This study concludes that T. citrina fruit extracts exhibit significant genotoxicity and cytotoxicity. Genotoxic and cytotoxic effects exacerbated with an increase in the concentration of extract. Genotoxicity subdued in some cases when an enzyme activation system was applied.
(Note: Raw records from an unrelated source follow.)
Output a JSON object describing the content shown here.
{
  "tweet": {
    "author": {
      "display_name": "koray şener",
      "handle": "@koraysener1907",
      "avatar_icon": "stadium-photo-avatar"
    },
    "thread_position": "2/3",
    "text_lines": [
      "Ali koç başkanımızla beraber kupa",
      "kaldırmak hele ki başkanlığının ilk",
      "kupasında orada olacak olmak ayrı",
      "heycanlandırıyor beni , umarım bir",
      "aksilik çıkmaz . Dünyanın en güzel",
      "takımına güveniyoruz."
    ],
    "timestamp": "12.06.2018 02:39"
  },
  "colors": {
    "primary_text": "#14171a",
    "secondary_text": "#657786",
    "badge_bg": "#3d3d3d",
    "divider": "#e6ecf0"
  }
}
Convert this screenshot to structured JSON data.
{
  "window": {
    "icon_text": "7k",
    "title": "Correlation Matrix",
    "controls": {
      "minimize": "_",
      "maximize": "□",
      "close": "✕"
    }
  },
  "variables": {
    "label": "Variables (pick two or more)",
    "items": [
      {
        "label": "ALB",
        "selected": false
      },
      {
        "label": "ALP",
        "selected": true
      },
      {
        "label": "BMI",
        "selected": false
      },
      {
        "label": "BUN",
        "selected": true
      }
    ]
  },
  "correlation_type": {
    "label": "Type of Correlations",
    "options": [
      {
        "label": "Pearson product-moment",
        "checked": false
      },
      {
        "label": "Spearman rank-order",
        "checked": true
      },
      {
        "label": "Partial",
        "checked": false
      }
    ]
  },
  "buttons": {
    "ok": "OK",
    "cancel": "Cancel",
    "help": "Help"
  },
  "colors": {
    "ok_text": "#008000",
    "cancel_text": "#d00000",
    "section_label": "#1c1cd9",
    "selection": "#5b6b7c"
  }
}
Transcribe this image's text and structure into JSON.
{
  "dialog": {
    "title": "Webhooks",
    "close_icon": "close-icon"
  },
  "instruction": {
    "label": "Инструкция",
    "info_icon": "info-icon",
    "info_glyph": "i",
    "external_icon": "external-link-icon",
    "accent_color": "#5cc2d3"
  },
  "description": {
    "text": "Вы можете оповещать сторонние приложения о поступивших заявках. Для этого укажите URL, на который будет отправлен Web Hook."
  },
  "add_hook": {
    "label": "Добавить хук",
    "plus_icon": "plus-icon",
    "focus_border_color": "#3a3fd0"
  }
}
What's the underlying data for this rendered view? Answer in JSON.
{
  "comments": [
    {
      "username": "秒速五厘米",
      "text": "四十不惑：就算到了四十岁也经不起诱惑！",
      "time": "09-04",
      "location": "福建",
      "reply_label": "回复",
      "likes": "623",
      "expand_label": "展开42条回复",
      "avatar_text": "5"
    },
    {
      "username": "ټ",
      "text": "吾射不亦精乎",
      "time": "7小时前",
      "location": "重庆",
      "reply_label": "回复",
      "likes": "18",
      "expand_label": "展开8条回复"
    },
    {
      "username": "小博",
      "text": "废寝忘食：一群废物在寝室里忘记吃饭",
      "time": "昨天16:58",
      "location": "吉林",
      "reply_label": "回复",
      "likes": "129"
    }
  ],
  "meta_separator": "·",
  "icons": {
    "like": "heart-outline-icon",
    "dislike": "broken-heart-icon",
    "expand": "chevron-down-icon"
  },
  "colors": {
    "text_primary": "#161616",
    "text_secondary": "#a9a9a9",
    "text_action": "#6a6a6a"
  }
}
It can be inferred from the study that T. citrina fruits may not be safe in human and we suggest further investigation on the safety of T. citrina in rodents to assess any pathological and physiological alterations associated with its use.
Authors declare that they have no conflict of interest.
Table 2: Revertant colonies of Ames tester strains on exposure to different concentrations of aqueous and ethanolic extracts of Terminalia citrina
Table 3: Revertant colonies of Ames tester strains on exposure to different concentrations of aqueous and ethanolic extracts of Terminalia citrina in the presence of enzyme activation system
Table 4: Muatagenicity index of Terminalia citrina on exposure to different concentrations of aqueous and ethanolic extracts
Table 5: Muatagenicity index of Terminalia citrina on exposure to different concentrations of aqueous and ethanolic extracts in the presence of enzyme activation system
[*] Corresponding Author:
Muhammad Furqan Akhtar, Faculty of Pharmacy, The University of Lahore, Off Defense Road, Lahore, Pakistan, eMail: firstname.lastname@example.org